Reading Land and Reform in Pakistan
— Svati Shah, Prachi Patankar and Ahilan Kadirgamar
Given the escalation of a multifaceted war in Pakistan, and given our own commitment to a peace with justice in South Asia, we have started reading and discussing issues of importance in Pakistan and South Asia more broadly. This inquiry is informed by the alarming and rapidly changing situation in Pakistan, and by an interest in interrogating the category ‘South Asia’ itself. While all are agreed that the term ‘South Asia’ is indispensable, we wonder how ‘South Asia’ could be used to describe more than a region or a set of places outlined by shared borders. We wonder how we can move beyond the limitations of finding historical unity in South Asia primarily through the lens of British colonialism? We wonder how we could describe the political unities and potential solidarities of ‘South Asia’ in this moment? We find it particularly helpful to approach these questions by seeing common issues in the region relating to labour, land and the role of the state in societies in South Asia. At the same time, we want to move away from the received notions of South Asia, whether they be the statist conceptions of SAARC, South Asia as seen by the US State Department or, for that matter, as a region defined by area studies.
[The transformation of the agenda of the mainstream left in Kerala is beginning to produce resistance, and nowhere is this more visible than at Chengara in the south eastern Pathanamthitta district. The ongoing struggle for land there brings into relief not just the denial of productive resources to the real tillers of the soil – the Dalits – in Kerala’s land reforms, but also the shift of the left from the fight against inequality to the distribution of ‘minimum entitlements’. It also draws attention to the manner in which a ‘state-centric’ civil society, mainly the large network of poor women’s self-help groups sponsored by the State’s poverty eradication “Mission’, has been authorized as ‘authentic civil society’. All claims made outside these formal institutions are thereby rendered illegitimate and indeed, ‘against the law’. At Chengara, the protestors have been resisting the combined force of the state and the major political parties, laying claims to productive resources – and rejecting ‘minimum entitlements’. Indeed, the darker side of ‘democratic decentralization’ in Kerala, the ‘new Kerala Model’, as it has been called by its admirers, is the implicit legitimacy it grants to blatant violence unleashed upon people who struggle for economic equality, who do not find ‘minimum entitlements’ the solution to rampant and growing economic inequalities in contemporary Kerala. No wonder, then, that the Chief Minister of Kerala felt no qualms in warning the leader of the Chengara land struggle, Laha Gopalan, that if the protestors did not peacefully return to their villages (where they could put in applications for 3 or 5 cents of land for housing), they would have to encounter “police with horns and thorns” – in other words, not just armed police, but a bestial force. Nandigram, in short.

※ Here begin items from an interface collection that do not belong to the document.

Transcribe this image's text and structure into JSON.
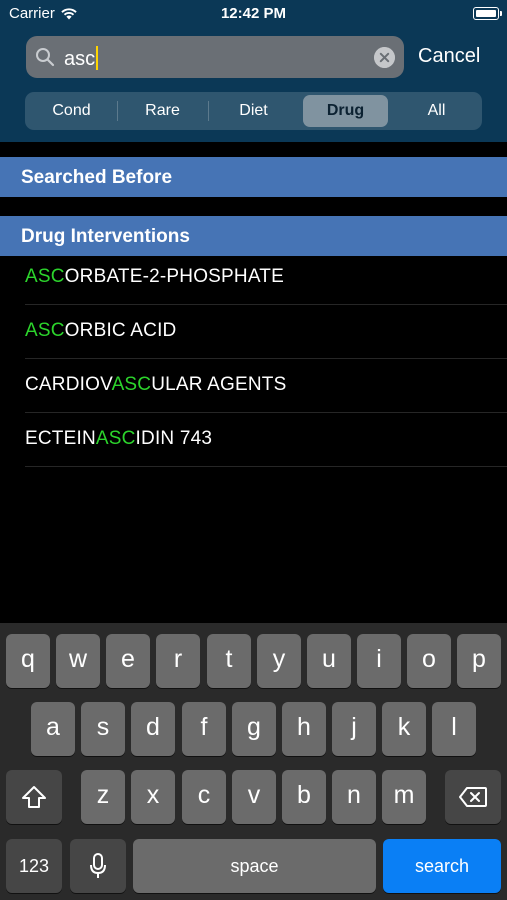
{
  "status_bar": {
    "carrier": "Carrier",
    "time": "12:42 PM"
  },
  "search": {
    "query": "asc",
    "cancel_label": "Cancel"
  },
  "segments": [
    {
      "label": "Cond",
      "selected": false
    },
    {
      "label": "Rare",
      "selected": false
    },
    {
      "label": "Diet",
      "selected": false
    },
    {
      "label": "Drug",
      "selected": true
    },
    {
      "label": "All",
      "selected": false
    }
  ],
  "sections": {
    "searched_before": "Searched Before",
    "drug_interventions": "Drug Interventions"
  },
  "results": [
    {
      "before": "",
      "match": "ASC",
      "after": "ORBATE-2-PHOSPHATE"
    },
    {
      "before": "",
      "match": "ASC",
      "after": "ORBIC ACID"
    },
    {
      "before": "CARDIOV",
      "match": "ASC",
      "after": "ULAR AGENTS"
    },
    {
      "before": "ECTEIN",
      "match": "ASC",
      "after": "IDIN 743"
    }
  ],
  "keyboard": {
    "row1": [
      "q",
      "w",
      "e",
      "r",
      "t",
      "y",
      "u",
      "i",
      "o",
      "p"
    ],
    "row2": [
      "a",
      "s",
      "d",
      "f",
      "g",
      "h",
      "j",
      "k",
      "l"
    ],
    "row3": [
      "z",
      "x",
      "c",
      "v",
      "b",
      "n",
      "m"
    ],
    "num_label": "123",
    "space_label": "space",
    "search_label": "search",
    "shift_icon": "shift-icon",
    "delete_icon": "delete-icon",
    "mic_icon": "microphone-icon"
  },
  "colors": {
    "header_bg": "#0b3856",
    "section_band": "#4674b5",
    "match_highlight": "#2cd42c",
    "search_key": "#0a7ff5"
  }
}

The struggle, however, remains vibrant and growing. Below is a translated version of a speech made by leading Dalit activist and intellectual, Sunny M Kapicadu, at a night-vigil organized in support of the ongoing land struggle in Thiruvananthapuram on 7 March 2008, in which he defends the struggle against powerful efforts to malign and undermine it.– JD ]Continue reading Beyond just a ‘Home and a Name’→